These questions need to be addressed on a Global scale, not just in North America, where over 20 percent of the worlds fresh water is located in the Great Lakes and Canada‘s wealth of lakes and rivers.
The Himalayan Ice Glacier, which is expected to vanish within the next 30 years, provides the water for about one-sixth of the Planets’ population. How will that water be replaced? It won’t. And, that is just one Glacial river system in peril. With China, Russia, India and many other industrialized, as well as nuclear powered countries also relying on Glacial rivers for their water sources, many great rivers are in peril of disappearing, solely from Glacial disappearances. Considering Glacial runoff accounts for almost 85 percent of the Worlds’ fresh water, once they are gone, the great rivers that they feed will almost certainly dry up.
Too many Countries are relying upon these great rivers to provide hydro-electricity for powering factories, homes and businesses. Unfortunately, the method is almost always by damming a major river, making a huge depository of fresh water that is supposed to be running downstream. But this water from major rivers is now stuck in a man-made lake, evaporating at a much higher rate, warming up and killing plankton and other fish foods, and being polluted at rates that make searching for another way to harvest water power for electricity an utmost emergency for the entire world.
Irrigation systems that were reliant on these major rivers that were changed by man is drying the rivers up further down-stream.
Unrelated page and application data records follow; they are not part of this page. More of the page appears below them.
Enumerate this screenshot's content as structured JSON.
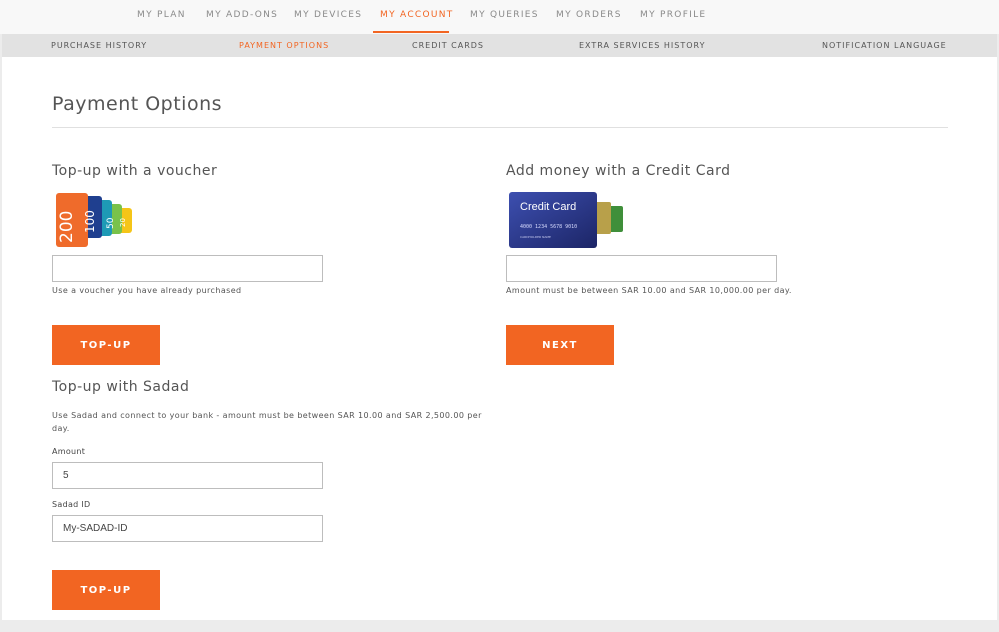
{
  "top_nav": [
    "MY PLAN",
    "MY ADD-ONS",
    "MY DEVICES",
    "MY ACCOUNT",
    "MY QUERIES",
    "MY ORDERS",
    "MY PROFILE"
  ],
  "sub_nav": [
    "PURCHASE HISTORY",
    "PAYMENT OPTIONS",
    "CREDIT CARDS",
    "EXTRA SERVICES HISTORY",
    "NOTIFICATION LANGUAGE"
  ],
  "page_title": "Payment Options",
  "voucher": {
    "title": "Top-up with a voucher",
    "input_value": "",
    "help": "Use a voucher you have already purchased",
    "button": "TOP-UP",
    "card_values": [
      "200",
      "100",
      "50",
      "20"
    ]
  },
  "credit_card": {
    "title": "Add money with a Credit Card",
    "input_value": "",
    "help": "Amount must be between SAR 10.00 and SAR 10,000.00 per day.",
    "button": "NEXT",
    "card_label": "Credit Card",
    "card_number": "4000 1234 5678 9010",
    "card_holder": "CARDHOLDER NAME"
  },
  "sadad": {
    "title": "Top-up with Sadad",
    "help": "Use Sadad and connect to your bank - amount must be between SAR 10.00 and SAR 2,500.00 per day.",
    "amount_label": "Amount",
    "amount_value": "5",
    "id_label": "Sadad ID",
    "id_value": "My-SADAD-ID",
    "button": "TOP-UP"
  },
  "colors": {
    "accent": "#f26522",
    "subnav_bg": "#e2e2e2",
    "page_bg": "#ececec"
  }
}
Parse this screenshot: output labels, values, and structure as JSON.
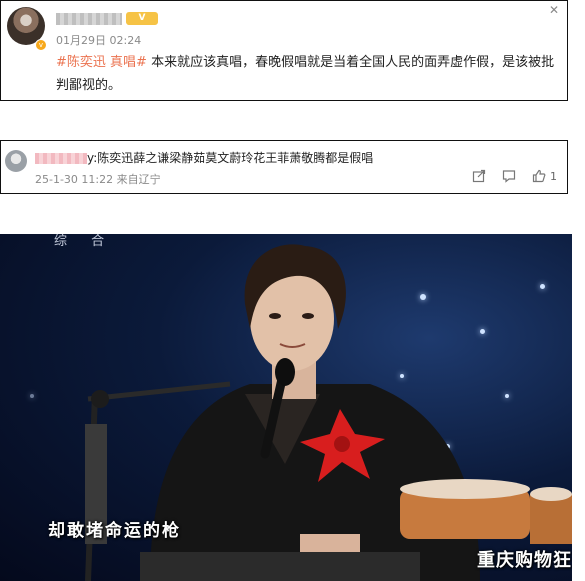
{
  "post": {
    "level_badge": "V",
    "timestamp": "01月29日 02:24",
    "hashtags": [
      "#陈奕迅 真唱#"
    ],
    "text_line1": "本来就应该真唱，春晚假唱就是当着全国人民的面弄虚作假，是该被批",
    "text_line2": "判鄙视的。",
    "close_glyph": "✕"
  },
  "reply": {
    "text": "y:陈奕迅薛之谦梁静茹莫文蔚玲花王菲萧敬腾都是假唱",
    "timestamp": "25-1-30 11:22 来自辽宁",
    "like_count": "1"
  },
  "video": {
    "watermark_top": "综 合",
    "subtitle": "却敢堵命运的枪",
    "watermark_br": "重庆购物狂"
  },
  "colors": {
    "hashtag": "#eb7350",
    "level_badge": "#f6c346",
    "vip": "#f7a81b"
  }
}
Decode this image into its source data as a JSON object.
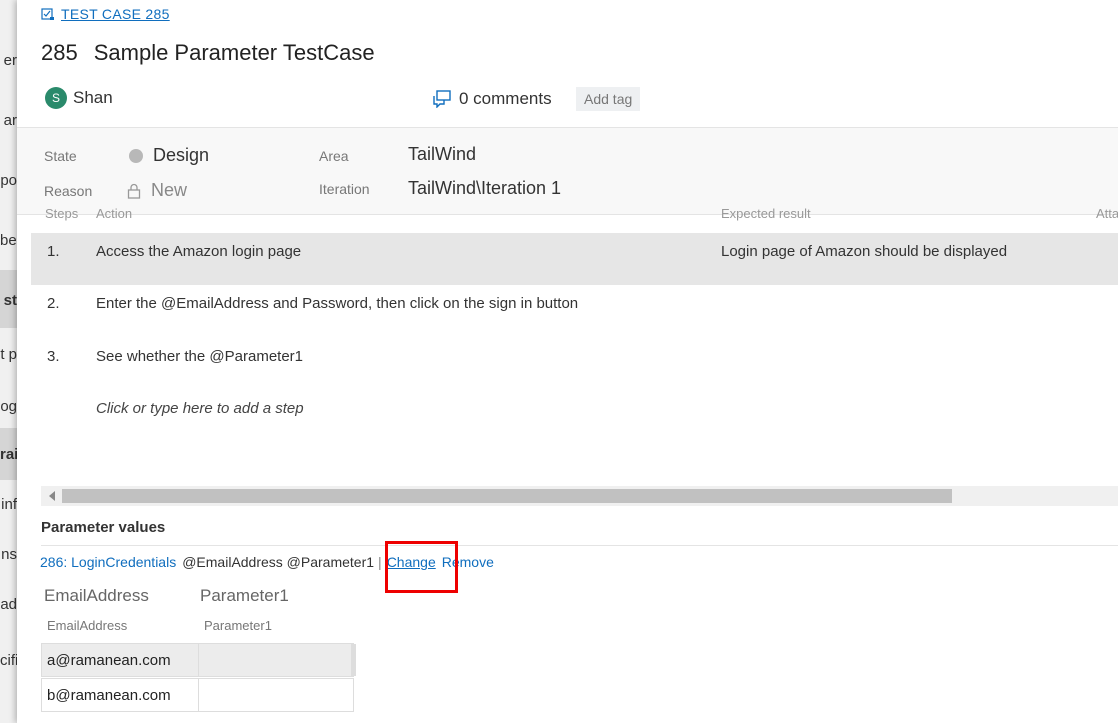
{
  "background_nav": {
    "fragments": [
      "er",
      "ar",
      "po",
      "bel",
      "st",
      "t p",
      "og",
      "rai",
      "inf",
      "ns",
      "ad",
      "cifi"
    ]
  },
  "work_item": {
    "type_link": "TEST CASE 285",
    "id": "285",
    "title": "Sample Parameter TestCase",
    "assignee_initial": "S",
    "assignee_name": "Shan",
    "comments": "0 comments",
    "add_tag": "Add tag"
  },
  "fields": {
    "state_label": "State",
    "state_value": "Design",
    "reason_label": "Reason",
    "reason_value": "New",
    "area_label": "Area",
    "area_value": "TailWind",
    "iteration_label": "Iteration",
    "iteration_value": "TailWind\\Iteration 1"
  },
  "steps": {
    "headers": {
      "steps": "Steps",
      "action": "Action",
      "expected": "Expected result",
      "attachments": "Atta"
    },
    "rows": [
      {
        "num": "1.",
        "action": "Access the Amazon login page",
        "expected": "Login page of Amazon should be displayed"
      },
      {
        "num": "2.",
        "action": "Enter the @EmailAddress and Password, then click on the sign in button",
        "expected": ""
      },
      {
        "num": "3.",
        "action": "See whether the  @Parameter1",
        "expected": ""
      }
    ],
    "add_step": "Click or type here to add a step"
  },
  "parameters": {
    "section_title": "Parameter values",
    "shared_set_link": "286: LoginCredentials",
    "shared_set_params": "@EmailAddress @Parameter1",
    "separator": "|",
    "change": "Change",
    "remove": "Remove",
    "columns": [
      "EmailAddress",
      "Parameter1"
    ],
    "subcolumns": [
      "EmailAddress",
      "Parameter1"
    ],
    "rows": [
      [
        "a@ramanean.com",
        ""
      ],
      [
        "b@ramanean.com",
        ""
      ]
    ]
  },
  "colors": {
    "link": "#106ebe",
    "avatar": "#2a8a6b",
    "highlight": "#e00000"
  }
}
The people living in those areas had no choice, no word in the process that stole their homes and ways of life, and they are the ones most affected by it, many having to relocate to refugee camps.
Is a river owned by the country that it flows through? Or are major river systems a world asset? Why would one country, near the source of the river, have autonomy when ruining the river with excessive pollution? This one element could change the way we that we treat our great rivers, so that any people who rely upon a river system would have to be compensated appropriately for the loss of their irrigation, drinking, cooking and bathing waters, and the trickle-down economic losses.
Or, more simply, the damming of these great rivers for electricity production should not be allowed due to all of the trickle-down effects. Where would the fish come from once these great rivers are gone? Every Continent, every Country is faced with this problem. Many people make their livings off of the great rivers that have been, or are being dammed up, and the loss of those incomes and foodstuffs is more than just problematic, it is catastrophic, and irreplaceable.
Will great rivers die? If we allow them to, they surely will, and the clock is winding down.